28 December 2005
You have asked recently what the noble cause was for which your son died. As I sat down, pen in hand to answer this question I suddenly realized that I didn’t even know his name. What a terrible injustice it seemed that like most Americans, I suspect, I knew your name but not that of your hero son.
So, laying aside my pen I began to do a little research. In the process I learned that Army Specialist Casey Austin Sheehan, a devout Catholic and former Eagle Scout, assigned to the Army’s 82nd Field Artillery Regiment of the 1st Cavalry Division, was killed in action on April 4, 2004. On that fateful day, he volunteered for a mission in the then volatile insurgent hotbed of Sadr City, near Baghdad. There, his unit came under small arms and rocket-propelled grenade fire and along with seven other American soldiers Casey fell. I learned also that for his gallant sacrifice he was posthumously awarded the Bronze Star and Purple Heart.

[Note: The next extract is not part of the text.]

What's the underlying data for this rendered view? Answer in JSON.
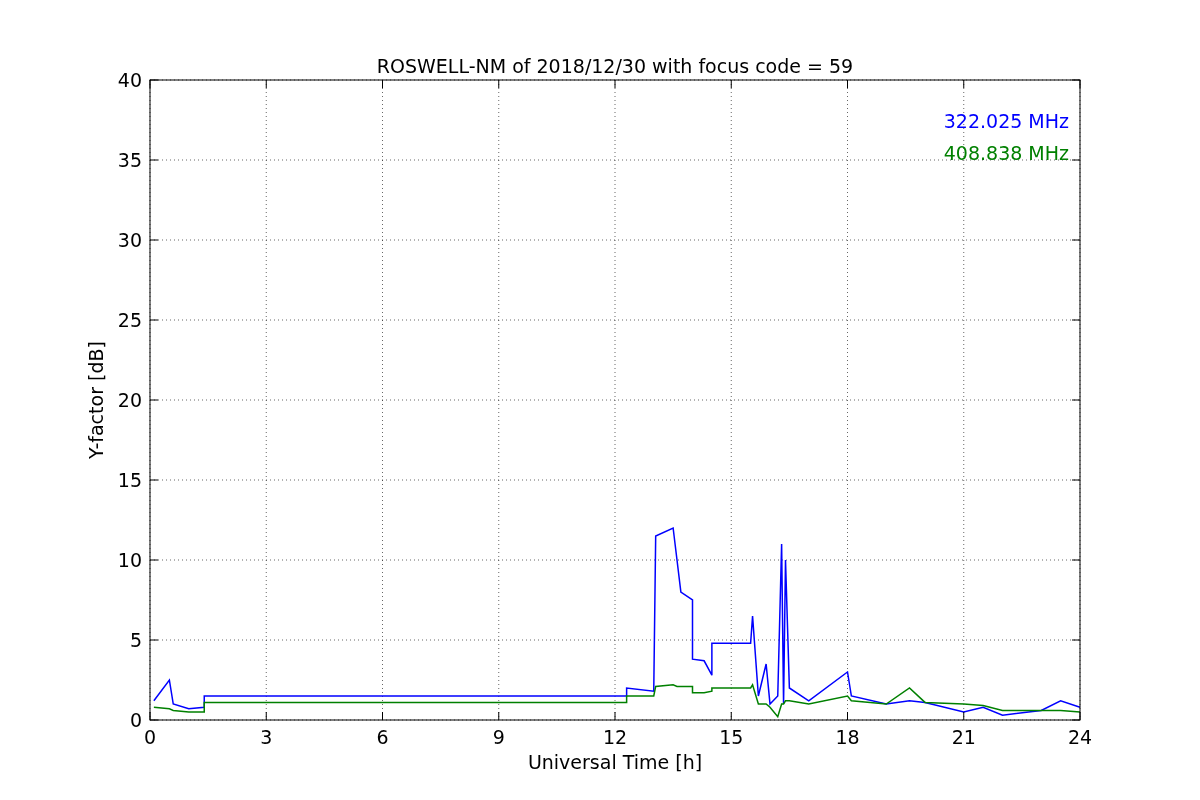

You asked, Cindy, what noble cause your son’s death served. Allow me to answer that question as a humble and grateful tribute to the selfless sacrifice made by Casey and the many other men and women like him. Heroes whose honor and courage are all too often drowned out by certain shrill voices full of bitterness and animated by self-aggrandizement.
Casey died so that 25 million human beings in Iraq might have a small chance to breath the fresh air of freedom that many of us in America take for granted.
He died to right the wrong of decades of “Real Politic” foreign policy in the west which, however necessary at the time (to avert World War III), nevertheless condemned those same Iraqis to the despotic rule of “Our tyrant”- Saddam Hussein.
Casey died to end the bloodletting and carnage wrought by the brutal Baathist regime that, mercifully, is no more. He died to avenge the hundreds of thousands of mostly anonymous victims being found in mass graves in what was the cradle of civilization.
Your sons sacrifice forestalled the acquisition of chemical, biological, and nuclear weapons by a bloody tyrant who had shown an eagerness to use them. And in the wake of the inefficacy and corruption of the U.N. sanctions program, his possession of such nightmare weapons was, otherwise inevitable. In light of the clear nexus between the dictator and various terrorist groups with a burning hatred of freedom, Casey died to prevent those horrendous weapons being unleashed in our cities.
The U.S. military presence in Iraq, of which Casey was a part, also serves as a magnet drawing Islamic terrorists bent on murdering Americans away from we vulnerable civilians and into the teeth of our collective and righteous might.
I’ll leave it to you to judge the nobility of this reason, Cindy, but in the final analysis I believe Casey died for someone who is both eternally grateful and pitifully unworthy. I believe he died for me.
Sometimes memories fade quickly, but it was just a few short years ago, on a clear autumn morning, when the smoldering ruin of two great towers served to awaken a mighty, yet complacent nation. On that dreadful day this nation awoke from its slumber to the stark reality that there exist in this world men of pure evil and malice, unhindered by conscience, whose clear intent is to subjugate the entire world, or destroy it.
In that knowledge I thank the Almighty that in his magnificent beneficence he, by his grace, bestows upon our nation at every crossroads of history where liberty and peace are threatened, good and valiant men such as Casey who, like the great martyrs, stand willing to refresh God’s tree of liberty with their heroic blood.
As the adoring father of three young children I can only imagine the grief you must feel at the loss of your son in the prime of his young life. May the Lord, in his mercy, assuage your sorrow, temper your bitterness, soften your heart that you might see, as do your countrymen, the selfless sacrifice made by men such as your son upon the altar of freedom, for all mankind.
As I pen this little note, safe in my home in a sleepy suburb, I do so knowing that, as George Orwell said, “rough men stand ready in the night to visit violence upon those who would do us harm.” Your son, Cindy, was one of those men; our Guardian Angel, a Christian warrior of old who selflessly answered his country’s call to arms and marched forth into battle; he was a much better man than I.
You should take great comfort in knowing that Casey today sits astride a majestic mount, gleaming sword in hand, taking his rightful place amongst the great host of St. Michael. And all the faithful should rejoice that when the final battle is joined, Casey would follow his Captain, the Prince of Peace to glorious victory over the minions of darkness.
May God bless Casey Sheehan and all those noble warriors who have fallen in the service of freedom; that a righteous people may live, under God, in liberty.